**Task:** Would you please copy each line of the data in which the string "JSON" occurs?

**Stored data:**
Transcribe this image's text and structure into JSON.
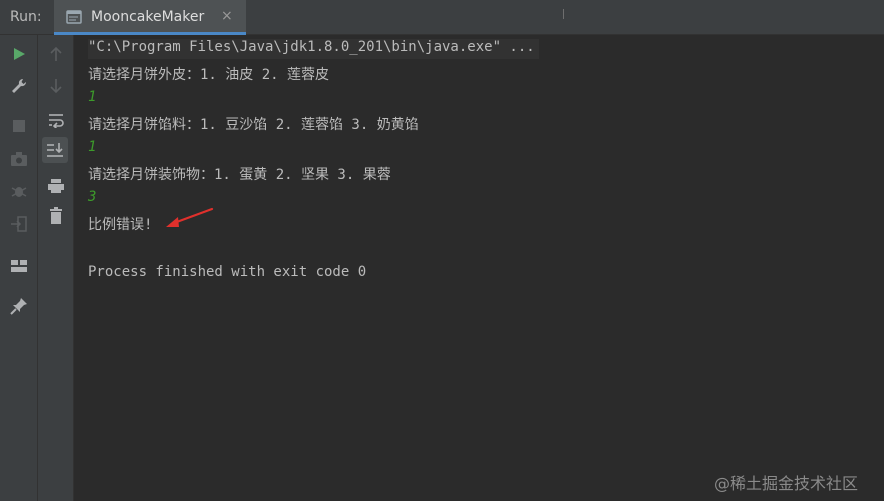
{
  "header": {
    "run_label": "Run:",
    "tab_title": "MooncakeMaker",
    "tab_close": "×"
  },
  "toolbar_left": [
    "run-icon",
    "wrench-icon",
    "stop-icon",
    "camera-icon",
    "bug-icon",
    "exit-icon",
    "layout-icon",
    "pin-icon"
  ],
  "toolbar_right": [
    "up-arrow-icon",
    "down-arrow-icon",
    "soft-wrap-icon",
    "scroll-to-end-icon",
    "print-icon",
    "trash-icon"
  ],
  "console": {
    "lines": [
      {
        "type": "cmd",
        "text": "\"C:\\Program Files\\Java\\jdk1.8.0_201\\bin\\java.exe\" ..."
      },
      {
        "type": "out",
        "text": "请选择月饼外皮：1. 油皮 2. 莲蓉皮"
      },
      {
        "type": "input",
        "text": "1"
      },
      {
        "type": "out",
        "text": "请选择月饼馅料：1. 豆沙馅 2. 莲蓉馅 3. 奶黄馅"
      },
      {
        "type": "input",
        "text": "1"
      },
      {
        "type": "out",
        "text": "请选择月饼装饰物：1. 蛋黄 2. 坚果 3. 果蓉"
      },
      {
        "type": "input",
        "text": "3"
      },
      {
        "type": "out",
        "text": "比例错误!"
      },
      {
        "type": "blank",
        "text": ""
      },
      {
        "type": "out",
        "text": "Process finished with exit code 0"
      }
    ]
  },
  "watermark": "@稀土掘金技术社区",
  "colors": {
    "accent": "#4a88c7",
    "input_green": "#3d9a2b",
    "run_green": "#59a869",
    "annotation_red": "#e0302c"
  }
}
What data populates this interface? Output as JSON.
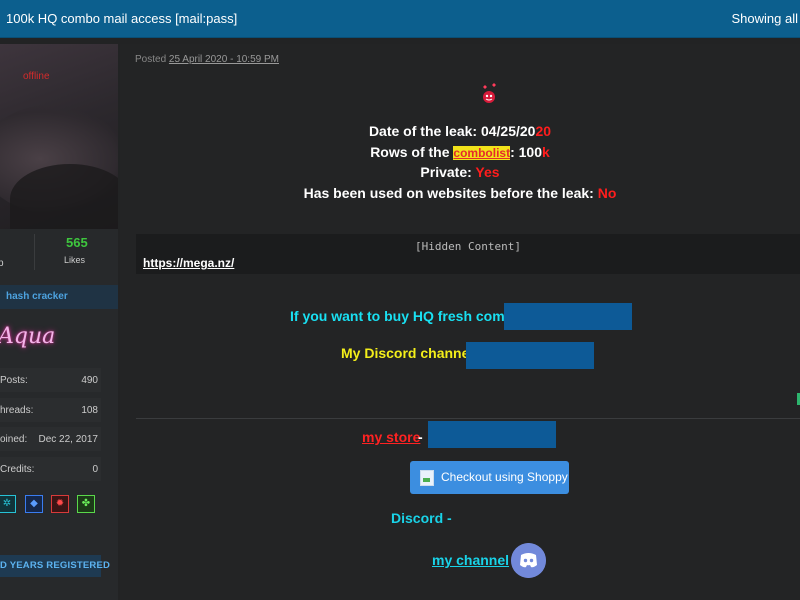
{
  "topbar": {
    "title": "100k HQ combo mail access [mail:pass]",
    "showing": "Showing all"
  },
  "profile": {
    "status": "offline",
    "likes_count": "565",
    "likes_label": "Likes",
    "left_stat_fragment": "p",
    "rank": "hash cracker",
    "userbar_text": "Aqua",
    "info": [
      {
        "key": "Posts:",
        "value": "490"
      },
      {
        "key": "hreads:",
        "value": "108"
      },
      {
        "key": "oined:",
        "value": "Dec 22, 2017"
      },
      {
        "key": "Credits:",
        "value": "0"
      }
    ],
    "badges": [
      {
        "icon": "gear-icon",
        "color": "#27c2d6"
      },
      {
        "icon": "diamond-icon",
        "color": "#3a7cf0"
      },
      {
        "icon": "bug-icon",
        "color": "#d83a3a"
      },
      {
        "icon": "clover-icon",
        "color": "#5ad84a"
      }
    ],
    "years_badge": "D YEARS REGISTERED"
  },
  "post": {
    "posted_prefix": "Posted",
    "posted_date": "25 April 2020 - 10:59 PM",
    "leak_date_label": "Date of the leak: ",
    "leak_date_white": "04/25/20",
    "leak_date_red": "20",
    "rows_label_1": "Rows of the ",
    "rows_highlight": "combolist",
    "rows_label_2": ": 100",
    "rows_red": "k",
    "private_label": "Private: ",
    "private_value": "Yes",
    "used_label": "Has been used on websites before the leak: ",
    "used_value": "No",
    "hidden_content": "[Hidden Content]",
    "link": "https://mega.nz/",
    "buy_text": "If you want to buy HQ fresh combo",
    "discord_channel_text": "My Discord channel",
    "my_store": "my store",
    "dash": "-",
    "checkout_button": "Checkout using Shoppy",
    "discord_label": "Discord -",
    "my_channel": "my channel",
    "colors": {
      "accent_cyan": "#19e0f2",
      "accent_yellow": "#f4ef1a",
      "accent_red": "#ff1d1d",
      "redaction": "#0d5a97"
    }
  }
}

**Answer area:**
Transcribe this image's text and structure into JSON.
What data populates this interface? Output as JSON.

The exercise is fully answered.